Arguments, or the rhetorical construction of truth about historical events, have always lain at the heart of legal trials. In this sense, it is not bare facts in themselves but how they can be assembled into a coherent and convincing narrative that provides the foundation for law’s findings on the truth. However, through the course of the twentieth century, the materials upon which arguments could be built have radically altered. This research sets out to explore mediated evidence, the role of scientific expertise, and the ways in which they combine to create new legal assemblages.

At the same time it argues that the emergence of truth commissions and other transitional justice mechanisms provided alternate forums, which foregrounded the experience of affected communities, created spaces for considering oral traditions, cultural materials, and more-than-human witnesses as compelling evidence of historical wrongs, especially within settle-colonial contexts.

Explore the ICTY Court Records here︎︎︎

Material Witness: Media, Forensics, Evidence (2020)

“Should Videos of Trees have Standing? An Inquiry into the Legal Rites of Unnatural Objects at the ICTY.” A Cultural History of Law in the Modern Age. Eds. Celermajer, Danielle and Richard Sherwin. London: Bloomsbury (2018) 

“Law and Disorder.” Realism Materialism Art. Ed. Christoph Cox, Jenny Jaskey, Suhail Malik. Berlin: Sternberg Press, (2015); 137-43.

“Entering Evidence”, Forensis: The Architecture of Public Truth. Ed. Forensic Architecture, Berlin: Sternberg Press, (2014): 279-314.

“A Memorial in Exile in London’s Olympics: Orbits of Responsibility.” Open Democracy  (2012).

The Architecture of Conflict,
Vi Per Gallery, Prague (2018)

The Image of War, Bonniers Konsthall, Stockholm (2017-18)

Scenographies of Power, La Casa Encendida, Madrid, Spain (2017)

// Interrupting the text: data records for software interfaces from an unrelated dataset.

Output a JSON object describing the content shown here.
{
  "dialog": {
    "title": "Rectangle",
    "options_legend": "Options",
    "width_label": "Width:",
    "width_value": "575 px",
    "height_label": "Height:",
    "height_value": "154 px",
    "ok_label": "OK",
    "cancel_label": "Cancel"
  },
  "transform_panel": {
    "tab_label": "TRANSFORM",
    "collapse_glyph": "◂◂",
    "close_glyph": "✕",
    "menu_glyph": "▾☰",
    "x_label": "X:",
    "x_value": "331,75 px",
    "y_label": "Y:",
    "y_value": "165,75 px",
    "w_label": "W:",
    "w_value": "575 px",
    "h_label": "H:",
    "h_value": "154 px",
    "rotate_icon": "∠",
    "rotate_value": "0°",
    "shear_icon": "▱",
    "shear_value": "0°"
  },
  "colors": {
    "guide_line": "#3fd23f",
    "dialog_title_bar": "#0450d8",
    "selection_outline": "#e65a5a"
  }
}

Forensic Architecture: Towards an Investigative Aesthetics, MACBA, Barcelona (2017)

Evidence on Trial, See you in The Hague, Stroom Den Haag, NL (2014)

Forensis, Haus Der Kulturen der Welt, Berlin, (March 2014)

No One Belongs Here More than You, 54th October Salon, Belgrade (2013)

Sheikh, Shela. "The Future of the Witness: Nature, Race and More-than-Human Environmental Publics." Kronos 44 (2018): 145-62.

Razack, Sherene author. Dying from Improvement: Inquests and Inquiries into Indigenous Deaths in Custody. Toronto: Toronto University Press, 2015.

Forensis, Haus Der Kulturen der Welt, Berlin, March 2014.

Vismann, Cornelia. "Breaks in Language at the Nuremberg Trials." Rechenschaften. Ed. Braese, Stephan. Göttingen: Wallstein Verlag, 2014 (eng trans.)

Keenan, Thomas, and Eyal Weizman. Mengele’s Skull: The Advent of Forensic Aesthetics. Ed. Hirsch, Nikolaus. Frankfurt: Sternberg Press / Portikus, 2012.

Sherwin, Richard K. Visualizing Law in the Age of the Digital Baroque: Arabesques and Entanglements. London: Routledge, 2011.

Vismann, Cornelia, and Geoffrey Winthrop-Young. Files: Law and Media Technology. Stanford: Stanford University Press, 2008.

Napoleon, Val. "Delgamuukw : A Legal Straightjacket for Oral Histories?" Canadian Journal of Law and Society 20.2 (2005): 123-55.

Aspects of this research was conducted within the framework of Forensic Architecture / ERC.